Shifting the mindset of education providers: The fundamental paradox is that teaching is provided by an older generation to a younger one leading to a credible likelihood of a mismatch and disconnect in thinking, understanding and communication. Education is all about connecting and, thus, interpersonal relations. Students need to be able to relate to their teachers. If this is lacking, education will fail to meet the high societal expectations.

Embrace the internet The internet has made learning possible 24×7 without the teacher. Unfortunately, while the teaching community acknowledges the transformative impact of the internet, the embrace is perfunctory. Consequently, educational institutions are unable to take full advantage of the incredible world the internet opens up, which, for the most part, is entirely free.

Redesigning space: Design has assumed significance and rightly so. Studies have demonstrated how design impacts thinking. Various corporate offices are moving into open-style functioning and a fluid utilisation of space with funky designs that are immediately attractive. Schools and classrooms have, similarly, started changing. Indeed, even the term “classroom” is being replaced with “learning centres”. The consequent requirement is for the campus and the learning centres to become interactive, engaging and functional. They play a dramatic role in shifting pedagogy to a modern mindset.

Recognising that globalization is multiculturalism: A rapidly integrating world has substantially diluted geographical boundaries. Educational institutions need to recognise this dramatic new requirement and help open minds, so that we are sensitive and welcoming of other cultures.

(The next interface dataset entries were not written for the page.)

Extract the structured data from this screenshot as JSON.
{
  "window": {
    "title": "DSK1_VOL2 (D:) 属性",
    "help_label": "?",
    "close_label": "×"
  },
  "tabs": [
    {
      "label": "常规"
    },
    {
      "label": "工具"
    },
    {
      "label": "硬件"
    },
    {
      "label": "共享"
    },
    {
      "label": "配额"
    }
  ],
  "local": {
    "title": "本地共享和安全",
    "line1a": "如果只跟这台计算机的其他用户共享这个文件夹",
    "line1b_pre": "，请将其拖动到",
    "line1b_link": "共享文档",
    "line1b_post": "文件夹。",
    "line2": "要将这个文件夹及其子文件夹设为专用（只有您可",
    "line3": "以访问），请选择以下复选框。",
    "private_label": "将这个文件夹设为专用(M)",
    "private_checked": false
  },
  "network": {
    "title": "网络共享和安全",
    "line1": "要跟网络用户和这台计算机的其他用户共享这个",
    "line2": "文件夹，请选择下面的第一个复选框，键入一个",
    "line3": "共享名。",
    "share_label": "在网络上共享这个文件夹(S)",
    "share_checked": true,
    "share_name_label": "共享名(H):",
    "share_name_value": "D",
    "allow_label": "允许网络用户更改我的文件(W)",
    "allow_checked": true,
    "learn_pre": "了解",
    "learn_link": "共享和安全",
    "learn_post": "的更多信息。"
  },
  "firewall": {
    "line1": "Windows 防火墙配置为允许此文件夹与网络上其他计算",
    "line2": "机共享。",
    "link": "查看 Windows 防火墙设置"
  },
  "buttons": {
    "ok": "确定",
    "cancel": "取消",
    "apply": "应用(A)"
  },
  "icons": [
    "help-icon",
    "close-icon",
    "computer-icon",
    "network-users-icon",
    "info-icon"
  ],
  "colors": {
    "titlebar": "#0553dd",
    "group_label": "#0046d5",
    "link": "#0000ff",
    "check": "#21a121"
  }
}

The future is hurtling towards us at an extraordinary pace. Unless education is refashioned by a visionary leadership, we face the dire consequence of being left out of the mainstream.